“With careful and diligent review, counties safeguard and maintain all necessary and legally required state and federal election records,” El Paso County Clerk Chuck Broerman, a Republican, told me. “During a reliable build process, new software and firmware files are installed. Counties have been running this process since 2002, regardless of the equipment supplier. This is NOT a violation of federal or state election retention laws.
This is because every county – including Mesa – is expected to own every election project and database version starting in 2020. Dominion software allows counties to create regular backups of election project files in the software to generate a file. .zip containing all audio files, ballots, results, etc.
Counties regularly download backups to external hard drives, back them up to another drive, then move them to an Internet-connected computer for upload to the Secretary of State’s office for records they need to keep. Does Peters admit that she did not follow the same steps as the others?
As the CCCA points out, “The state keeps a copy of the old Trusted Build and the counties keep backups of their draft voting system for 25 months after each election.”
Additionally, as Broerman points out, the original and physical ballots themselves should be kept for 25 months to verify election results if necessary.
“Each county also keeps the ballots from each election for 25 months after each election,” he said. “These records allow a county, if necessary, to recreate the election, recount the ballots and verify the accuracy of the system when compiling the ballots. These recordings and the ability to recreate an election ensure compliance with federal and state election retention laws. “
Windows log files and unrelated computer data are irrelevant because they are not included in the definition of “election records” that state law requires clerks to keep. Election records include “accounting forms, registration certificates, poll books, election certificates, signature cards, all affidavits, voter applications, other voter lists and records, mail-in ballot return envelopes, ballots, unused ballots, spoiled ballots and replacement ballots. “These are kept for 25 months.

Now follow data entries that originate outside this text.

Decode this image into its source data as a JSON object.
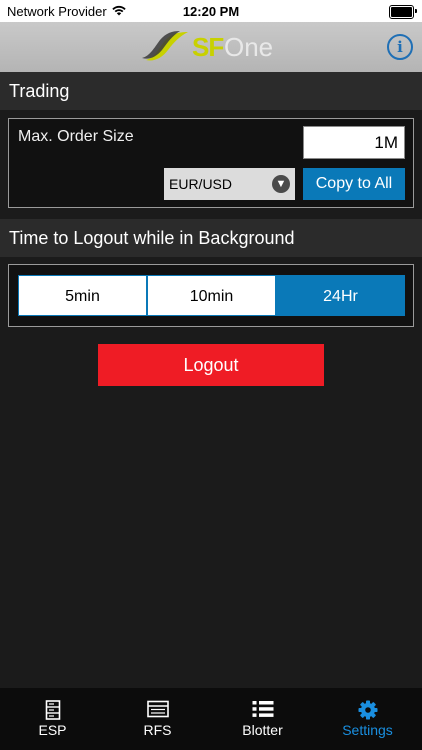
{
  "status_bar": {
    "carrier": "Network Provider",
    "time": "12:20 PM"
  },
  "header": {
    "logo_sf": "SF",
    "logo_one": "One",
    "info_icon": "info-icon",
    "info_glyph": "i"
  },
  "trading": {
    "title": "Trading",
    "max_order_label": "Max. Order Size",
    "max_order_value": "1M",
    "currency_pair": "EUR/USD",
    "copy_button": "Copy to All"
  },
  "logout_timer": {
    "title": "Time to Logout while in Background",
    "options": [
      "5min",
      "10min",
      "24Hr"
    ],
    "selected": "24Hr"
  },
  "logout_button": "Logout",
  "tab_bar": {
    "items": [
      {
        "label": "ESP",
        "icon": "server-icon"
      },
      {
        "label": "RFS",
        "icon": "list-box-icon"
      },
      {
        "label": "Blotter",
        "icon": "bullet-list-icon"
      },
      {
        "label": "Settings",
        "icon": "gear-icon"
      }
    ],
    "active": "Settings"
  },
  "colors": {
    "accent_blue": "#0a79b8",
    "logout_red": "#ef1c25",
    "tab_active": "#1a8fe0",
    "logo_yellow": "#c8d100"
  }
}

With the next election, the confidence of voters is essential. County clerks have worked diligently to reassure the Coloradans of our state’s electoral process. Whether or not Tina Peters understands what building trust entails, either perspective is worrying. Colorado voters deserve to know the truth about the trusted versions. Our ability to restore confidence in future elections depends on it.